Recorded data →
§

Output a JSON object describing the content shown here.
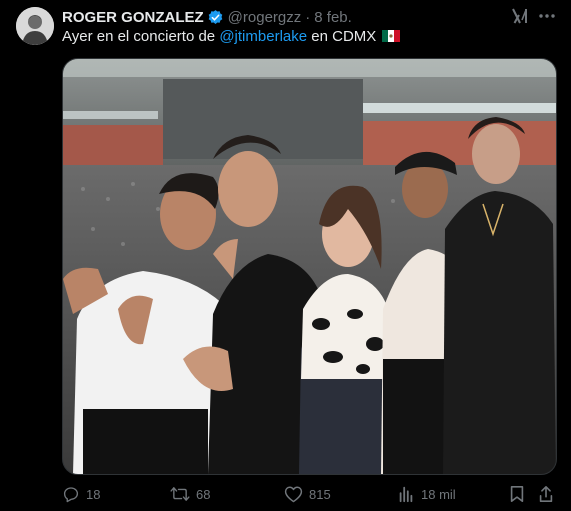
{
  "tweet": {
    "author": {
      "name": "ROGER GONZALEZ",
      "handle": "@rogergzz",
      "separator": "·",
      "date": "8 feb."
    },
    "text": {
      "prefix": "Ayer en el concierto de ",
      "mention": "@jtimberlake",
      "suffix": " en CDMX",
      "flag": "mexico-flag-emoji"
    },
    "media": {
      "description_icon": "photo"
    },
    "actions": {
      "replies": "18",
      "reposts": "68",
      "likes": "815",
      "views": "18 mil"
    }
  },
  "colors": {
    "background": "#000000",
    "text": "#e7e9ea",
    "muted": "#71767b",
    "accent": "#1d9bf0",
    "border": "#2f3336"
  }
}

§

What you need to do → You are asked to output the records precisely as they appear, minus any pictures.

Your response →
Output a JSON object describing the content shown here.
{
  "tweet": {
    "author": {
      "name": "ROGER GONZALEZ",
      "handle": "@rogergzz",
      "separator": "·",
      "date": "8 feb."
    },
    "text": {
      "prefix": "Ayer en el concierto de ",
      "mention": "@jtimberlake",
      "suffix": " en CDMX",
      "flag": "mexico-flag-emoji"
    },
    "media": {
      "description_icon": "photo"
    },
    "actions": {
      "replies": "18",
      "reposts": "68",
      "likes": "815",
      "views": "18 mil"
    }
  },
  "colors": {
    "background": "#000000",
    "text": "#e7e9ea",
    "muted": "#71767b",
    "accent": "#1d9bf0",
    "border": "#2f3336"
  }
}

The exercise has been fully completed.